In Afghanistan, where corruption is systematic and embedded in political and economic systems, sustainable anti-corruption reform is a pre-requisite to sustainable development. Close coordination and regular communication between the procurement entities and the government institutions can play an important role in increasing accessibility and reducing political and bureaucratic blame games.
Moreover, addressing a single element in isolation to other institutional pillars of a national integrity system cannot guarantee success but reforms shall be initiated under a unified reform strategy. The reform strategy needs to consider certain institutional pillars such as the judiciary, the civil service, watchdog agencies, civil society, and others in order to prevent corruption at first place rather than relying on penalties after the event. Countries where corruption is worse, alongside institutional reforms, social empowerment is equally important and can play a critical role in the fight against corruption. Engaging civil society and providing public access to documents can also add value to the reform initiatives and assist the state in gaining trust and increasing legitimacy in the eyes of its people.
Ghani’s efforts of fight against corruption are paying off in terms of regaining the trust of international community by demonstrating strong political will to root out corruption from Afghanistan and to increase effectiveness of the foreign aids. However, continuous support of the international community is essential in order to sustain these reforms.

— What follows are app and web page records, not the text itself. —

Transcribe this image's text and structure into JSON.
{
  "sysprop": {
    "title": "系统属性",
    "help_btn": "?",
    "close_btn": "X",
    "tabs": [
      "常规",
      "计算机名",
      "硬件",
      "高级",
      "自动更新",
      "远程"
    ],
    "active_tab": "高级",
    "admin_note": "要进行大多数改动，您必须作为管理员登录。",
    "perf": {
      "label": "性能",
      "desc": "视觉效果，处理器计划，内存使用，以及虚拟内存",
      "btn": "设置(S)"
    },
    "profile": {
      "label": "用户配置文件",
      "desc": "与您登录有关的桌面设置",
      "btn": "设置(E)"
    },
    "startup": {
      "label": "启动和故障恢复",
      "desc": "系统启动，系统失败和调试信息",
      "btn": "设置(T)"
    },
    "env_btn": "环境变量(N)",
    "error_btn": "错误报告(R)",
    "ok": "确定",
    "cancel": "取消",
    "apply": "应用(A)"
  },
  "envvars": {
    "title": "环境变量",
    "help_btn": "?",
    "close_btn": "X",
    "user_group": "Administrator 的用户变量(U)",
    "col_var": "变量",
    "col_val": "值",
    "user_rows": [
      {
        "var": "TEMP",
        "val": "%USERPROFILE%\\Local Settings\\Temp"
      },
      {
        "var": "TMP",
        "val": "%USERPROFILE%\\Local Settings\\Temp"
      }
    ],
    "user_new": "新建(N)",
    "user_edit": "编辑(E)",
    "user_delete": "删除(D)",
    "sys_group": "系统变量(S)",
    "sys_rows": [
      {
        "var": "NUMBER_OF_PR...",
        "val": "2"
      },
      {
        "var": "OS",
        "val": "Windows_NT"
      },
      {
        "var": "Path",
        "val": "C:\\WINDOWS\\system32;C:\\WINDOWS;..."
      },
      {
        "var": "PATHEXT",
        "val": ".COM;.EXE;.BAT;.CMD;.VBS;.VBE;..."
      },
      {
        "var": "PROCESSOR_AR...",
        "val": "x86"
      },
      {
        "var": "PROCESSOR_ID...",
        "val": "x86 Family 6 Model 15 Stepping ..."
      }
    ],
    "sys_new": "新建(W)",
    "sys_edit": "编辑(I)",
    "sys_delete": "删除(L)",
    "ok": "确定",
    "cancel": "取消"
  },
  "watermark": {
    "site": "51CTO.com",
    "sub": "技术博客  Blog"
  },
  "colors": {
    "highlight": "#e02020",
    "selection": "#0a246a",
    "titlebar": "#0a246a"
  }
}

Mohammad Adil Zahed is a Chevening scholar and studies MPA in International Development at the University of York and tweets at @adilzahed